▶ [What the exercise asks] Within the records that follow, count the lines containing the string "does". Reply only with the count.

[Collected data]
-- -- --

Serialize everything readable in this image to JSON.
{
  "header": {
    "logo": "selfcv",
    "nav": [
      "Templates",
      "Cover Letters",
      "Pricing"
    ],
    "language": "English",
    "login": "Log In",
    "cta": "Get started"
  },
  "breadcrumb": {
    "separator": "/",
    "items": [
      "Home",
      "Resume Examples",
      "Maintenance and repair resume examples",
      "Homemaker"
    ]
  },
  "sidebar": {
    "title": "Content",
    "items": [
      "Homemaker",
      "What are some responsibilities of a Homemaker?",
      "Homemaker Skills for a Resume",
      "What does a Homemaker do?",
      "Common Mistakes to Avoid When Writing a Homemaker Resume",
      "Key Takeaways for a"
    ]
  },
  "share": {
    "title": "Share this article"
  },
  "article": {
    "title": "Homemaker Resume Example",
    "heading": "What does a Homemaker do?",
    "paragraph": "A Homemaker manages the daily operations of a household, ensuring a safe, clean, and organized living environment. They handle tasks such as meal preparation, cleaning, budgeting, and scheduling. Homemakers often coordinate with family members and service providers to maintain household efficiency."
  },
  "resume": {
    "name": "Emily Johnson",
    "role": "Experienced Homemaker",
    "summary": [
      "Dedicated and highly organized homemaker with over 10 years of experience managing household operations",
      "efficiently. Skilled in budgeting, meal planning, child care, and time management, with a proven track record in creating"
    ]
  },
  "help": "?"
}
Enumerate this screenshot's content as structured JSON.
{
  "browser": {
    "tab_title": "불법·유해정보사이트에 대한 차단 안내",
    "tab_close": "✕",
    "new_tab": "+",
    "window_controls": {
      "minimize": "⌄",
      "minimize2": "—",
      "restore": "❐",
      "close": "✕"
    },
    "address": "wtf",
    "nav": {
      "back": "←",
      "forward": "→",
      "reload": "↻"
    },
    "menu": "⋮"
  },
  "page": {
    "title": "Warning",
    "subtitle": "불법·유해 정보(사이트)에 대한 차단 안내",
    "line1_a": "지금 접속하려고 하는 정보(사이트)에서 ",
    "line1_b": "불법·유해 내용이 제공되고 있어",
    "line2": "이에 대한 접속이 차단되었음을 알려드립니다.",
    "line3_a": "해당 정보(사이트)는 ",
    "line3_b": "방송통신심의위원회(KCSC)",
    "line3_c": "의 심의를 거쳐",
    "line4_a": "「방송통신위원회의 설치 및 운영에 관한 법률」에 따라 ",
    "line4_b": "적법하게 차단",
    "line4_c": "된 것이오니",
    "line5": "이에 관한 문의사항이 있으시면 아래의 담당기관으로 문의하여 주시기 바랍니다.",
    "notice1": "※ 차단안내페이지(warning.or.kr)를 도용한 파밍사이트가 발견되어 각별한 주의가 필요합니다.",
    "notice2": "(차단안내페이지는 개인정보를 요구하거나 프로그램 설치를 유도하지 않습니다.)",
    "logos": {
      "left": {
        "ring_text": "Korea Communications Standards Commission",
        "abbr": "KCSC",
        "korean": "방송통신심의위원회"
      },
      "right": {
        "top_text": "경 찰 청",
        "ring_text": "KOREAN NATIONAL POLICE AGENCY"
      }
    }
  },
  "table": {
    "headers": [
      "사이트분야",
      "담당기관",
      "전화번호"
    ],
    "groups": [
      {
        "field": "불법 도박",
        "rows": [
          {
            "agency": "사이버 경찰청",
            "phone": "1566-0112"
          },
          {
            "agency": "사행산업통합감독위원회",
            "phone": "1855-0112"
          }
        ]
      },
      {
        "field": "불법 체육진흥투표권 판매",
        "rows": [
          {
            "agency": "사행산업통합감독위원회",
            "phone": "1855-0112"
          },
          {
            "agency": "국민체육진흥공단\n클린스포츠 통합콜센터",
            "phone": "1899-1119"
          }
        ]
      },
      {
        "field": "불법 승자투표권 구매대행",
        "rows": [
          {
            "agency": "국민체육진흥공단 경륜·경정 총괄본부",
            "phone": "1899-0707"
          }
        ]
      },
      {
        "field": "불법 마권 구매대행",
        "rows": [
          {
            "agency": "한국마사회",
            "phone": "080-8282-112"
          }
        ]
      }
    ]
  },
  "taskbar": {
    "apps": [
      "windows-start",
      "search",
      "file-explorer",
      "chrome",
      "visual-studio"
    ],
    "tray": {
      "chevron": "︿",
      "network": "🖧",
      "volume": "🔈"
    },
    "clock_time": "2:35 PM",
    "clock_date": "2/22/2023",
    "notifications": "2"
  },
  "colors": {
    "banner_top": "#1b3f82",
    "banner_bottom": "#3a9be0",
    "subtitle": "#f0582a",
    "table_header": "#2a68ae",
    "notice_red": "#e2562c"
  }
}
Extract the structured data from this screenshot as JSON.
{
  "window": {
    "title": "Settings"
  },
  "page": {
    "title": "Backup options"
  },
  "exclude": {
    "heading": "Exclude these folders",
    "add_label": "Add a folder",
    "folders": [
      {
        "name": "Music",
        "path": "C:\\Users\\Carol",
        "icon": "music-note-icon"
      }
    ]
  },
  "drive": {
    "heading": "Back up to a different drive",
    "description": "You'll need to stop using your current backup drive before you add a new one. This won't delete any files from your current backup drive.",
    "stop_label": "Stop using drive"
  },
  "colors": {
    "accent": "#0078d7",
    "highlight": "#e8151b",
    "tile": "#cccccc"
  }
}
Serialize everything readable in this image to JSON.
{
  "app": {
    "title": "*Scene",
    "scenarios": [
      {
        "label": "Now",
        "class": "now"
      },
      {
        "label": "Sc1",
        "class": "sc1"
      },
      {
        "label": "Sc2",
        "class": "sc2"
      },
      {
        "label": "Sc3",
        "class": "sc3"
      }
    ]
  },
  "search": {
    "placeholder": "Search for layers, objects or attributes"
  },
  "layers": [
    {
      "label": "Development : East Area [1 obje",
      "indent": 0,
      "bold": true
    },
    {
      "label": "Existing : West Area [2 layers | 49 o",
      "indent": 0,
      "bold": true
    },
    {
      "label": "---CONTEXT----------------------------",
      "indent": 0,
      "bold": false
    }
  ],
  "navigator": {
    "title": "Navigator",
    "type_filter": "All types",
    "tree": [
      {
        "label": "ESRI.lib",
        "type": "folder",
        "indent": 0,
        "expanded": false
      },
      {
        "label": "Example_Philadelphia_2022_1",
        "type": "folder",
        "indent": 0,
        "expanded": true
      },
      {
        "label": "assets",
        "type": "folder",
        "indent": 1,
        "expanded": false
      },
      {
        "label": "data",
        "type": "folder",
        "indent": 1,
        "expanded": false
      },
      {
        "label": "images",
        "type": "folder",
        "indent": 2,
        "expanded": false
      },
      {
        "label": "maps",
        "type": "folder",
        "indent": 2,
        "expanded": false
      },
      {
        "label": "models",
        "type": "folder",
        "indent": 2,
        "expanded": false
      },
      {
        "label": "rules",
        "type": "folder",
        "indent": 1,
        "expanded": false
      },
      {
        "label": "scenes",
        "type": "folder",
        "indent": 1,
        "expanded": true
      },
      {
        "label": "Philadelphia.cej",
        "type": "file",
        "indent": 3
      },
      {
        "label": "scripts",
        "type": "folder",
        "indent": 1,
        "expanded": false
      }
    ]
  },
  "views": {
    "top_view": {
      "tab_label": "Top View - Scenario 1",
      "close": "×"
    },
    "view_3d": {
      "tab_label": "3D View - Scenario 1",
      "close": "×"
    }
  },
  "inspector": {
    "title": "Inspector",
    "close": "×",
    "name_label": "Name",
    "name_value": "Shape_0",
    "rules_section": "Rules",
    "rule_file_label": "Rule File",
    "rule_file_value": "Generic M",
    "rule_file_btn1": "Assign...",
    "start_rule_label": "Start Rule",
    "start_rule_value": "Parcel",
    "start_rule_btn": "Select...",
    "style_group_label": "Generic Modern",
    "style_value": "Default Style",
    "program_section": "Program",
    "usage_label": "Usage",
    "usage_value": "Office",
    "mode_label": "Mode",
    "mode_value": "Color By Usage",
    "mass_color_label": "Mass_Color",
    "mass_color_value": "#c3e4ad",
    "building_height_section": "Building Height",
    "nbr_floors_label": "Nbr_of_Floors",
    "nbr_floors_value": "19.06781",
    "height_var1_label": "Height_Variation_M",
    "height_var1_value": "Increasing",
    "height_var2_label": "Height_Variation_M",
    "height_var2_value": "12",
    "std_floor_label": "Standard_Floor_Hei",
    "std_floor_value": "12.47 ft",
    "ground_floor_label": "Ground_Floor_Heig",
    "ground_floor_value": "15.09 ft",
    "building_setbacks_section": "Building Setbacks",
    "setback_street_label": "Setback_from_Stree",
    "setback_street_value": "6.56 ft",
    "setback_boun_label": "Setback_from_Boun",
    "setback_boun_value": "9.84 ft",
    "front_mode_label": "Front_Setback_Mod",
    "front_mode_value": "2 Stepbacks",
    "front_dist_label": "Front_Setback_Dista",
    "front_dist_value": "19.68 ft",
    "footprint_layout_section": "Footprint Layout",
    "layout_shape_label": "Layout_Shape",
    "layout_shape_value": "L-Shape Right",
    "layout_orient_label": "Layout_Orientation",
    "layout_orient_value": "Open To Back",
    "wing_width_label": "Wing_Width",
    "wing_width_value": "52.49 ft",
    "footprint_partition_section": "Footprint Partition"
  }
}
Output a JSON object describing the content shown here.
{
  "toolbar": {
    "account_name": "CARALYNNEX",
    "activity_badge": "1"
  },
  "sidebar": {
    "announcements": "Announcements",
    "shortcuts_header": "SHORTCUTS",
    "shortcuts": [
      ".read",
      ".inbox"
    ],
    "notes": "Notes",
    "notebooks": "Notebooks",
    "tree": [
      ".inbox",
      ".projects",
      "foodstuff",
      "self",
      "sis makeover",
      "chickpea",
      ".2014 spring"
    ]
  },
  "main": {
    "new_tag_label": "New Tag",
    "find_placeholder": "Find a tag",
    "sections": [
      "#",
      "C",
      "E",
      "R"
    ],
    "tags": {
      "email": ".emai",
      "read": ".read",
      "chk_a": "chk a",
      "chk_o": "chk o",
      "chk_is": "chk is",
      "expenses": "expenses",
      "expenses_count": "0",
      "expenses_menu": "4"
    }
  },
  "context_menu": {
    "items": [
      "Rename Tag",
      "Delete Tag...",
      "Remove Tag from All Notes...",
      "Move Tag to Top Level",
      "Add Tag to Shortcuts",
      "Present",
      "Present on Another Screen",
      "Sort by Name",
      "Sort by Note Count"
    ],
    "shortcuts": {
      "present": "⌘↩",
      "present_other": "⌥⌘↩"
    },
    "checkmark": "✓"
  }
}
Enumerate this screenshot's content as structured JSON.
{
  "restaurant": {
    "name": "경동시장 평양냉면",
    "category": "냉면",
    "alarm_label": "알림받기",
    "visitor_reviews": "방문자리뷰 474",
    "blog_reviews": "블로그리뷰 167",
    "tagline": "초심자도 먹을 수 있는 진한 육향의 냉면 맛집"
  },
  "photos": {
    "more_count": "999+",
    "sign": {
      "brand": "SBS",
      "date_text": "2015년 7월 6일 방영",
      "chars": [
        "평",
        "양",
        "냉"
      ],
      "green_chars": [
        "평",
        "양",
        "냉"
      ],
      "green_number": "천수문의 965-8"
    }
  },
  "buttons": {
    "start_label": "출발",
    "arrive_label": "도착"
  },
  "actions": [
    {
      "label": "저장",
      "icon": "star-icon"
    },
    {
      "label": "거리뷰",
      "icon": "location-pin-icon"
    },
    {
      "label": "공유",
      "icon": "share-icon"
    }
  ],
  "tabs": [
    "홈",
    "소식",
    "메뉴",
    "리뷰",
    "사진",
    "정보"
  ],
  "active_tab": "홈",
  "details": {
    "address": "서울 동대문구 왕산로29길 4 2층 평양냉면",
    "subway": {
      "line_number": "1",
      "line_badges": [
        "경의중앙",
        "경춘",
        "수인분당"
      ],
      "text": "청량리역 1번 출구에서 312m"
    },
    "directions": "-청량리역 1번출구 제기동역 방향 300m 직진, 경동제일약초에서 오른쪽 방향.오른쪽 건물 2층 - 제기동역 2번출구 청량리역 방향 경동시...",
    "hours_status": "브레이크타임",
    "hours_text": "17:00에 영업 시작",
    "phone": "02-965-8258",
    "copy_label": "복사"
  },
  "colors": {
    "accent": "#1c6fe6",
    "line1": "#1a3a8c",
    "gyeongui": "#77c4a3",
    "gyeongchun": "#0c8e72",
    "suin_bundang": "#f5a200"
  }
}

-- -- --

▶ [Exercise result] 2